Where Western and Indian Philosophy Meet

Schopenhauer is not a reliable guide to the Upanishads.

Chakravarthi Ram-Prasad in IAI on Comparing Western and Indian philosophy: We find similar ideas of a transcendent ego in both Kant and the Upanishads. We find a rejection of free will in Schopenhauer and Ramana Maharshi. What should we make of this overlap between Western and Indian philosophy? Chakravarthi Ram-Prasad argues both became gripped by the same question.

Ricky Williamson: What do you think are the key differences and similarities between Western and Indian philosophy?

Chakravarthi Ram-Prasad: I don’t think that there is actually a global answer to the question of differences between what are, broadly speaking, historically constructed traditions. While we might intuitively think we recognize what Western philosophy is or what Indian philosophy is, in practice it’s more complicated.

A particularly potent example of the difficulty is the question of whether Arabic philosophy counts as Western philosophy. We know that the whole Aristotelian tradition was lost to the Latin-writing European philosophical tradition and was preserved by the Arabs and in Arabic. It only returned to the European tradition in the Renaissance, which launched a whole series of rediscoveries of Greek materials. Some people have therefore argued that Arabic philosophy is part of Western philosophy. But others would point out that within Islamic thought, as it was articulated in Arabic, Persian or Turkish, there was such a thing as Falsafah, which was a particular branch of philosophy and which was integrated into questions that were doctrinally based on Islamic revelation. So, they would conclude, of course what we might call Arabic philosophy is nothing like Western philosophy.

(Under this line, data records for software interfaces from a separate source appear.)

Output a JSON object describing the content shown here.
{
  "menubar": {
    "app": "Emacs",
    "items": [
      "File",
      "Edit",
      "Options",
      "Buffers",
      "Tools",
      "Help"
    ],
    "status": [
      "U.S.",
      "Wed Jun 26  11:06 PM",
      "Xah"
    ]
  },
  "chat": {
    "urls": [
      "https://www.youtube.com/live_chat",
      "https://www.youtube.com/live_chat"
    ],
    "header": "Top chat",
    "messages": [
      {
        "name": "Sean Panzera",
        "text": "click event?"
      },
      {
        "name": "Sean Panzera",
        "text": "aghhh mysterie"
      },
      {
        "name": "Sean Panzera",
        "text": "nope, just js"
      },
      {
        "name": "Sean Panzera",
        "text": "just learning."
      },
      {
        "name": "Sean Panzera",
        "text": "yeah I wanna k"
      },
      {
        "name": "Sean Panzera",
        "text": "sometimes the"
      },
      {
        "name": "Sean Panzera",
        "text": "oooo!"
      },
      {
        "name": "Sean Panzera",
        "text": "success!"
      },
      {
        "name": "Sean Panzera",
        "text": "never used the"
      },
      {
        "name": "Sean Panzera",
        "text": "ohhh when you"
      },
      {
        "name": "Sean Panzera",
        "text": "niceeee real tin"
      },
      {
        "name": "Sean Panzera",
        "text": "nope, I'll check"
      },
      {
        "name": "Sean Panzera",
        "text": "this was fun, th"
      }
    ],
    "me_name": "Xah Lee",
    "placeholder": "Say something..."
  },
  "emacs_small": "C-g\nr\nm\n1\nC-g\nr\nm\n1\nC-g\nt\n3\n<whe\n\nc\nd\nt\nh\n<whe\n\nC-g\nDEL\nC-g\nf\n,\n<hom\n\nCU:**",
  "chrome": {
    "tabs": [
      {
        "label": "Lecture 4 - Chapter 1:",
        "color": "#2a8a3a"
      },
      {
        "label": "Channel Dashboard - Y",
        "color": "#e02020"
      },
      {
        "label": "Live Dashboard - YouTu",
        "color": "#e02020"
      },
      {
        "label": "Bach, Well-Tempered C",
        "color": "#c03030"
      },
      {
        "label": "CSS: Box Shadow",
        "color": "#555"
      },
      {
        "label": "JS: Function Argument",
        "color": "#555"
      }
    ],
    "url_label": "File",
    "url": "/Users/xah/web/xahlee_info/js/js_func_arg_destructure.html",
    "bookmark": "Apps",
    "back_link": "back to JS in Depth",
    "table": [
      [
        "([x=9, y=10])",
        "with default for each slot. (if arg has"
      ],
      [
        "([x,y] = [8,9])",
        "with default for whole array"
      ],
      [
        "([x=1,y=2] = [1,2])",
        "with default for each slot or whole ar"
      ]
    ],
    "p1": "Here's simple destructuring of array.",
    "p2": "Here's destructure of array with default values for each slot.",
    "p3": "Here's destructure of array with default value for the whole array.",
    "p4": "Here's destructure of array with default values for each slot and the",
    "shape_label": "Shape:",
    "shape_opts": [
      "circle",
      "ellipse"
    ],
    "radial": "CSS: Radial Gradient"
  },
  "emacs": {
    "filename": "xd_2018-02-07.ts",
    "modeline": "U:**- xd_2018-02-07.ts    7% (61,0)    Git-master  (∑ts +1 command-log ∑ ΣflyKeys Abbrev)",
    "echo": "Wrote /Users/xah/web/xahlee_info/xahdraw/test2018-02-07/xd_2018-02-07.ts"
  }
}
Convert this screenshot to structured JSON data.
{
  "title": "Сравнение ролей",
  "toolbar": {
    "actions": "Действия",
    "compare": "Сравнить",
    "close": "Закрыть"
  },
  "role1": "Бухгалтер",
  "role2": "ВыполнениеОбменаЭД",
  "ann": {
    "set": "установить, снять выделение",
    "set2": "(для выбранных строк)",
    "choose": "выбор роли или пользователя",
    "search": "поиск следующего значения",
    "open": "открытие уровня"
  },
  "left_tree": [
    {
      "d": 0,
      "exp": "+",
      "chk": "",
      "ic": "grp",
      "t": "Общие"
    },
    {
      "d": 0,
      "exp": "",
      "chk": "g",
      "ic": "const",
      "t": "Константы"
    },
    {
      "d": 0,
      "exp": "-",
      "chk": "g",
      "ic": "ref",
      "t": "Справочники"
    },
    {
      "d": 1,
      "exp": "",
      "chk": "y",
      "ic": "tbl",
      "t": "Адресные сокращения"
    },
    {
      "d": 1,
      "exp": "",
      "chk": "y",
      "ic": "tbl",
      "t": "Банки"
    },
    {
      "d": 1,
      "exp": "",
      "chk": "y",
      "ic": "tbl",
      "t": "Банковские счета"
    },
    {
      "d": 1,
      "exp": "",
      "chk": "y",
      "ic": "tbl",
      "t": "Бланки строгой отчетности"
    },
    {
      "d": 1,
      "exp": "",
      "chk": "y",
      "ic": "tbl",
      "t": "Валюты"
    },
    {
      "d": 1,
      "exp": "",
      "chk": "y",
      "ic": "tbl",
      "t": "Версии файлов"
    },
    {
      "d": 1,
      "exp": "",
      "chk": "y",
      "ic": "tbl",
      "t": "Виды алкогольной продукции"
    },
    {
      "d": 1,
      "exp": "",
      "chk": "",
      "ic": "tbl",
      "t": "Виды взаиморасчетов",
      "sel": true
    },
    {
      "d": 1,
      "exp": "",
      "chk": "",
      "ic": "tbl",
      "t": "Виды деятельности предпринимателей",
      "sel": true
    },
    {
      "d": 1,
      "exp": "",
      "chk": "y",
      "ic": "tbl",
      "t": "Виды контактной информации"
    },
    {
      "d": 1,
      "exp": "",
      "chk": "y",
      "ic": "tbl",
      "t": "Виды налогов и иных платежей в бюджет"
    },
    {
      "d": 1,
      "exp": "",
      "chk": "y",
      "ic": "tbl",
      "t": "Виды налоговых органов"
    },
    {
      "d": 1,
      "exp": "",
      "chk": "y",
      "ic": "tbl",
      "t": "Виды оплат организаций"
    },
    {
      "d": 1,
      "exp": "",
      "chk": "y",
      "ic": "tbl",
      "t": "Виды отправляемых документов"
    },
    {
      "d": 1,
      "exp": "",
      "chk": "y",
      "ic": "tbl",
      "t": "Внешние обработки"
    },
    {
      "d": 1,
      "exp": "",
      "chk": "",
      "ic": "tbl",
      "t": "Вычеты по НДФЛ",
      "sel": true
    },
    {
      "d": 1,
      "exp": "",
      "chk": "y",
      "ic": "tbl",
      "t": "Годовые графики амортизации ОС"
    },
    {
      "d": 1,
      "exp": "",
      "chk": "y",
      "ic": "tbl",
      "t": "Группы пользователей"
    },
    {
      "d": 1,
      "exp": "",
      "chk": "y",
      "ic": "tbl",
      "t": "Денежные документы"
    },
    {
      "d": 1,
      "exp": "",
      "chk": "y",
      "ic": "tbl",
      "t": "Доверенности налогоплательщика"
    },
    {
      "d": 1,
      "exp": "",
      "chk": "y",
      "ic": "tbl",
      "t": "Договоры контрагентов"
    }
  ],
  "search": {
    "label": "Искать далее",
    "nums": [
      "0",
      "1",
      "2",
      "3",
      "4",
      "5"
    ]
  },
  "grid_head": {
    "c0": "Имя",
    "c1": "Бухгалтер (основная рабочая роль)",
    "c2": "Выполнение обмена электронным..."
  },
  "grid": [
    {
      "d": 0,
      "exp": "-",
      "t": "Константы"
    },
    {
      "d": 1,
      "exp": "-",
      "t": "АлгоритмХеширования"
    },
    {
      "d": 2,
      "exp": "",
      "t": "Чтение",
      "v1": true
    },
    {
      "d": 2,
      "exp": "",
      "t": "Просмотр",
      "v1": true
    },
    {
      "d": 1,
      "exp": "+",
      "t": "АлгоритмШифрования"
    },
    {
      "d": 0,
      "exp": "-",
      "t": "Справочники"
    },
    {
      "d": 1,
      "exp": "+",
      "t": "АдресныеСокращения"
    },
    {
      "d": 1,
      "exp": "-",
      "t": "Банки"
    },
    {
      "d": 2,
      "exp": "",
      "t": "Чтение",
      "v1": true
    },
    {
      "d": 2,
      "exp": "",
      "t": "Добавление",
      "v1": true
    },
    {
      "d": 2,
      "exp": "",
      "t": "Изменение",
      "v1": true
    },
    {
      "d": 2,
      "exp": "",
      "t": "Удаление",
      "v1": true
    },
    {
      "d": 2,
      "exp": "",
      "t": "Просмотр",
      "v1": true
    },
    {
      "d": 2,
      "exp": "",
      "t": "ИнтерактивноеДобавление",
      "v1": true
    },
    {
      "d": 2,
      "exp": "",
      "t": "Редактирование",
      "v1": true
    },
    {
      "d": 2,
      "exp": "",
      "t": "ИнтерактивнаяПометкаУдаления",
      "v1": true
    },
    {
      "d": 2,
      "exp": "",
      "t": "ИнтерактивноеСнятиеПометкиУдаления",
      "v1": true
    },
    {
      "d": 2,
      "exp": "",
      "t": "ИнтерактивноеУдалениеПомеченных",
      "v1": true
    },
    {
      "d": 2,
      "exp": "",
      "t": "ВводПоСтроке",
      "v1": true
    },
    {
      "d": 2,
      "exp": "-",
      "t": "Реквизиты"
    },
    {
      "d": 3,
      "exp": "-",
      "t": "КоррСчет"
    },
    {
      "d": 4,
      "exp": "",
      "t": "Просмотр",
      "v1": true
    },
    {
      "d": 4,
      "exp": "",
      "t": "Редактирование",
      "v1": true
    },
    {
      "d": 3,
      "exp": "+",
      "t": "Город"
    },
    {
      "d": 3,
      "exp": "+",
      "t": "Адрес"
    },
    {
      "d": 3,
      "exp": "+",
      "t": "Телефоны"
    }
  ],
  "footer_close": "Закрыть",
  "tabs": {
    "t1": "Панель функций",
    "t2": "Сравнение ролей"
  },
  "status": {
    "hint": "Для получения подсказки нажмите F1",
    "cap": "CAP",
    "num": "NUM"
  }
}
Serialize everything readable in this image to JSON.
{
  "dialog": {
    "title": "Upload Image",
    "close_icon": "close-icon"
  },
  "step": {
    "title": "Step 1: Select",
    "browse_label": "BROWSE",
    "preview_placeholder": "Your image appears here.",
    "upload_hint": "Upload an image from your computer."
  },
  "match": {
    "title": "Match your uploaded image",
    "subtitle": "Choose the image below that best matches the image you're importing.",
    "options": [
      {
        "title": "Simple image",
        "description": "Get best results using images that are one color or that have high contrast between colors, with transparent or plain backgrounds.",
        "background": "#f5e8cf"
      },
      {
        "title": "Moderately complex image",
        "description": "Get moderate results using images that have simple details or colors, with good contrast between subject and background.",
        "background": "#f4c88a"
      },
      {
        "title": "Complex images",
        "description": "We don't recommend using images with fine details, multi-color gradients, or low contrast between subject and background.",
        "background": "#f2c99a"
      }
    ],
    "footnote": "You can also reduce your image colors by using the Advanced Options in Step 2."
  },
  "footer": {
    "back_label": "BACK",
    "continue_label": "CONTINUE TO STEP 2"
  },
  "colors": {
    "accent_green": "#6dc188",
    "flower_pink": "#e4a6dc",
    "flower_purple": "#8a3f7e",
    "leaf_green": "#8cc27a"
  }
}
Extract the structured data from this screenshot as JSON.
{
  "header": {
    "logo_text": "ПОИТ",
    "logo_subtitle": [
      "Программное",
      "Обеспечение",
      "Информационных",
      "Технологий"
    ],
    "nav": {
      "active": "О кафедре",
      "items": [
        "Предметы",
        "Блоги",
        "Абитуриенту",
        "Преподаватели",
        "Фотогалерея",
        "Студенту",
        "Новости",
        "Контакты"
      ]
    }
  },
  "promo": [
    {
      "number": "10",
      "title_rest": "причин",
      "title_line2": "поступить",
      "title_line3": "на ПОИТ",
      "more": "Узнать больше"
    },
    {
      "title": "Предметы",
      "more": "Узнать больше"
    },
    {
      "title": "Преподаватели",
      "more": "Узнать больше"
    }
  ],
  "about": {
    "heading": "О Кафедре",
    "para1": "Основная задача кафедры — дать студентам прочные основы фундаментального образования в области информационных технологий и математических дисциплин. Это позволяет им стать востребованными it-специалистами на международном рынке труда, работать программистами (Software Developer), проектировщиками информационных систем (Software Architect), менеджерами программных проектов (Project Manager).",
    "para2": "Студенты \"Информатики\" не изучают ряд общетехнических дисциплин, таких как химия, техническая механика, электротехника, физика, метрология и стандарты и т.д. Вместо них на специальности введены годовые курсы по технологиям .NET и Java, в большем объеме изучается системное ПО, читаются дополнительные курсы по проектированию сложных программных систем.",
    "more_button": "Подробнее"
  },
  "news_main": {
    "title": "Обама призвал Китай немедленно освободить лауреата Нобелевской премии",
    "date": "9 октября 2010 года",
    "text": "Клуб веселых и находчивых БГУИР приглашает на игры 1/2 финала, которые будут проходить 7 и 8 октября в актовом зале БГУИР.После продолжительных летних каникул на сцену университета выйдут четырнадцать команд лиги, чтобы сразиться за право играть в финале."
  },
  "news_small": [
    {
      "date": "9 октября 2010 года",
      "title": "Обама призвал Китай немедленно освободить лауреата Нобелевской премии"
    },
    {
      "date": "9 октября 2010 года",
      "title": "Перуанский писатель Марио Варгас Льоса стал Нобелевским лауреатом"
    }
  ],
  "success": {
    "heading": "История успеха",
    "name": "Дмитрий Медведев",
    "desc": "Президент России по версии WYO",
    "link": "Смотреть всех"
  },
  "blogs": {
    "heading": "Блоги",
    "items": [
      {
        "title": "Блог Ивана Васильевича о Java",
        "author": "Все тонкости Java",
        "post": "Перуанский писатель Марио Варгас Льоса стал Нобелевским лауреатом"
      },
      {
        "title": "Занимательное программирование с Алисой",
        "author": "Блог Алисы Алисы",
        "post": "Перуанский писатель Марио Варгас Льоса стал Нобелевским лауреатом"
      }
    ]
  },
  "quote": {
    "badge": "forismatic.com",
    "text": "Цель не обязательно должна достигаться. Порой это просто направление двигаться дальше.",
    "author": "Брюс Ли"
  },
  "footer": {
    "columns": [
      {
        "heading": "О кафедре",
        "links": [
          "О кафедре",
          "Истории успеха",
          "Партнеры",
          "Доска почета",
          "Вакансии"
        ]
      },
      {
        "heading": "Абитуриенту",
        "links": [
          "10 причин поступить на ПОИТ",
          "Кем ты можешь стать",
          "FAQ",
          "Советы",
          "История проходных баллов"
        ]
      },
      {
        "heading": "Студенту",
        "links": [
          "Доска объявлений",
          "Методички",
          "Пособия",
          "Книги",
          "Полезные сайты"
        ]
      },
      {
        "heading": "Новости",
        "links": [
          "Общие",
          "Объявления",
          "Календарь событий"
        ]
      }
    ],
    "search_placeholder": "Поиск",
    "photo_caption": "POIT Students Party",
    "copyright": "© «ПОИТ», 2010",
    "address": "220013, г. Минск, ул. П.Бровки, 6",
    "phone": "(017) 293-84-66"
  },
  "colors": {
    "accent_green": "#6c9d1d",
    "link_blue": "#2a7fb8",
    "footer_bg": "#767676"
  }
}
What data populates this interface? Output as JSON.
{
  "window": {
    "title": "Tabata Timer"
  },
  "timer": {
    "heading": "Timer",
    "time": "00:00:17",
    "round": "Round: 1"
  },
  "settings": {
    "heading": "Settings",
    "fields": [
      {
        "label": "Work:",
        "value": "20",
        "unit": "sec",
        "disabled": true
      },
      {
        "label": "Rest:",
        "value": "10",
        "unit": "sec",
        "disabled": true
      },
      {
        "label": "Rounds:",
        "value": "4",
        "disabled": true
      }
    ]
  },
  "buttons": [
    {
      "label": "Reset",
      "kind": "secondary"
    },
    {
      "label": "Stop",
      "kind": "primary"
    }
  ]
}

So we end up having these kinds of issues. I would suggest, then, that we should think instead about the different particular ways in which ideas arose in different places and periods. For example, the same sorts of ideas arose with the Greeks, were articulated by the Romans, and then were rediscovered after the Christian medieval period in Europe, and persisted into the contemporary divergence between Anglophone and European philosophy. When you look at this welter of ideas, you’ll find places in which there are similarities and overlaps with the classical Indian traditions, which we might see as beginning with the early Sanskritic Vedic materials in the Upanishads, and then continuing through the Buddha, Jainism, the creation of the different Buddhist schools of thought, right up to the premodern period and the rupture with the coming of colonialism.

There are some specific issues where the so-called Western and Indian traditions come quite close to each other. This is the case, for example, with respect to problems of perception and questions about the relationship of causation and knowledge. Indeed, Western and Indian philosophers who address these questions are often closer to each other than they are to their colleagues who address different issues, such as the transformation of consciousness or the relationship between God and human. So it just depends. I would rather consider questions about particular areas of convergence and divergence than give global answers about the relation between the so-called Western and the so-called Indian tradition. More here.